Life Care Planners also found an opportunity to provide a solution to the dilemma of forecasting medical exposure for “Medicare Set Aside Arrangements” by streamlining and hybridizing the methodology to forecast care that is Medicare covered, related to an injury in the form of a “mini” Life Care Plan that could be used to satisfy the Centers for Medicare and Medicaid Services (CMS) Medicare Secondary Payer (MSP) requirements involving a Workers Compensation commutation settlement. The concept was quickly adopted by the Workers Compensation industry as the gold standard for meeting the requirement of future obligations to protect Medicare. When the first Workers Compensation Review Contractor (WCRC) was established in 2003 to evaluate Workers Compensation Medicare Set Asides (WCMSA), the “mini” Life Care Plans became the standard accepted methodology by CMS, introduced to them by the MSA industry.
Research and Analysis of the Accuracy/ Validity of Life Care Planning

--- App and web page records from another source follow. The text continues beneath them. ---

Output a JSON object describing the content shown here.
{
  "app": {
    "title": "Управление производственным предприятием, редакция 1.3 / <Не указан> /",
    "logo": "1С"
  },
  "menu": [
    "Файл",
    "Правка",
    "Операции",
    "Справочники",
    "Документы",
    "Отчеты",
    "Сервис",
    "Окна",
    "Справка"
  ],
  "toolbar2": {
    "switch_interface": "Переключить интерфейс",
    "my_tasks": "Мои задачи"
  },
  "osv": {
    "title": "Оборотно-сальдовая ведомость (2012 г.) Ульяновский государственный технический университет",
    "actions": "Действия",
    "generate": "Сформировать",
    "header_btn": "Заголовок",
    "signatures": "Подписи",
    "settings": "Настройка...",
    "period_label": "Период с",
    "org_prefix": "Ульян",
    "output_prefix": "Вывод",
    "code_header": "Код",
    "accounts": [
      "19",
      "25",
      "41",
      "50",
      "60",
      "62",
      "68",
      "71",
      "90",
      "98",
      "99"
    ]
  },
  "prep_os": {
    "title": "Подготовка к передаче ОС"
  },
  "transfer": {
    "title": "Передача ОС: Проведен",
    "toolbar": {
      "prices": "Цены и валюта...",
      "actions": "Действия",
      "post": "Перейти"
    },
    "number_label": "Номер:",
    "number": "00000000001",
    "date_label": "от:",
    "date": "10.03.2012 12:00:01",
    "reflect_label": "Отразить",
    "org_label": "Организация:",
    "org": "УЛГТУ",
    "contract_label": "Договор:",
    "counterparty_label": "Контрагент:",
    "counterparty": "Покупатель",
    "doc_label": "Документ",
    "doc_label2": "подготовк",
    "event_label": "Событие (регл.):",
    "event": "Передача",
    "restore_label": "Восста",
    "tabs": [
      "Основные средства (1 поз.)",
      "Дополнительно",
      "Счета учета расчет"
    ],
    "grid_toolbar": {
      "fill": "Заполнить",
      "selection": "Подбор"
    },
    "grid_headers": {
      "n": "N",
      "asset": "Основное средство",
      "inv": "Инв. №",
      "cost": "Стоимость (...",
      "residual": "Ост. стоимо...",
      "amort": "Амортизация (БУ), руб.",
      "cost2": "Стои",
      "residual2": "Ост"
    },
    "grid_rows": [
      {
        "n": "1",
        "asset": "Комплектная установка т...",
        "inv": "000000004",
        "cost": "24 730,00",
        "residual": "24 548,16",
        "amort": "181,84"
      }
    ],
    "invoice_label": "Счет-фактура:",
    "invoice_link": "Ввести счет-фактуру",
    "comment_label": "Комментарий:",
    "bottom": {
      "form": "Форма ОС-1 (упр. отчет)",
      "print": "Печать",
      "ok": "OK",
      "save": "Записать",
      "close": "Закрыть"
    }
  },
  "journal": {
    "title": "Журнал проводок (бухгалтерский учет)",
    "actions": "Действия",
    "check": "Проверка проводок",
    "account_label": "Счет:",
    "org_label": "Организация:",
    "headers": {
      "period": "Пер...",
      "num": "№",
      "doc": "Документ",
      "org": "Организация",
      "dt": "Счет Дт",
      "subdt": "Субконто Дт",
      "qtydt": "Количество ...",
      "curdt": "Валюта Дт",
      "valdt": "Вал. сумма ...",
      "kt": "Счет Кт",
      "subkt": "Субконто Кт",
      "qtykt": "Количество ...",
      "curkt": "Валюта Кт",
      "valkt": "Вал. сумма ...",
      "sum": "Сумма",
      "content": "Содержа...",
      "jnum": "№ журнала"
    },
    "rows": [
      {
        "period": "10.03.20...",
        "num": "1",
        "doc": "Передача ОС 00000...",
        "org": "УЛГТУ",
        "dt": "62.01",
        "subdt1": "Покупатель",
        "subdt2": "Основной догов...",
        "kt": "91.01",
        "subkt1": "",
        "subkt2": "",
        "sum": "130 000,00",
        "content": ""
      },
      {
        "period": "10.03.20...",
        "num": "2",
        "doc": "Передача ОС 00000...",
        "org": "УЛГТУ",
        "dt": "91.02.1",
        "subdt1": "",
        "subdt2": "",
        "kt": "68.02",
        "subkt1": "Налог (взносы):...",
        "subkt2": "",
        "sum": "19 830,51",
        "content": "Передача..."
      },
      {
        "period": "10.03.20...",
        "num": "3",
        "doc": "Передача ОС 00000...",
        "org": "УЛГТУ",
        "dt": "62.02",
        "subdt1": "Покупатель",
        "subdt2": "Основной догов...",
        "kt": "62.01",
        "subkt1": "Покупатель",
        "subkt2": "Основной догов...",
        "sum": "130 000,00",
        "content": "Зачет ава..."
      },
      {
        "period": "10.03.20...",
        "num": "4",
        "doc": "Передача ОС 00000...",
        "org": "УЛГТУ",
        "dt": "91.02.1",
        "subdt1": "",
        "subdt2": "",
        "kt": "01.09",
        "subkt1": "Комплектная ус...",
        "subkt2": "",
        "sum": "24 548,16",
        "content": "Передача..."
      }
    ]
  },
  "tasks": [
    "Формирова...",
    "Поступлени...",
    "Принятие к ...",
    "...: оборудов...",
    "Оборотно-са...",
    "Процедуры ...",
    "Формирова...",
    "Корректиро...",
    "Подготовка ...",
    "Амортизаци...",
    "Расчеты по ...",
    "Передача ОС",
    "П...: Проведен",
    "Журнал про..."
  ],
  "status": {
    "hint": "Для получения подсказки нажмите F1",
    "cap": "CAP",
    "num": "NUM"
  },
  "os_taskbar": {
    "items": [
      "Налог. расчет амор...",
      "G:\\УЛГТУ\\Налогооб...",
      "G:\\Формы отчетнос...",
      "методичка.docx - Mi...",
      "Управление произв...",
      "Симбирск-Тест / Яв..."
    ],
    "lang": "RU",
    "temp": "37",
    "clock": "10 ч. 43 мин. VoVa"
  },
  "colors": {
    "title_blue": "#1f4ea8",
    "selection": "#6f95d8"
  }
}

In 2013 an analysis of 100 Medicare Set Asides (MSAs) was submitted to CMS for review and approval and compared the CMS future care results to actual treatment rendered, two-year post settlement. Upon review of the medical records, it was identified that 94 of the 100 claimants treated less frequently and received less prescription drugs than what was allocated by 30% or more. Of the remaining 6 claims, which closely aligned with the Medicare Set Asides forecasts, the common denominator was they each represented a catastrophic or chronic, progressive condition i.e. spinal cord injury, chronic obstructive pulmonary disease (COPD) due to an exposure and/ or debilitating rheumatoid arthritis.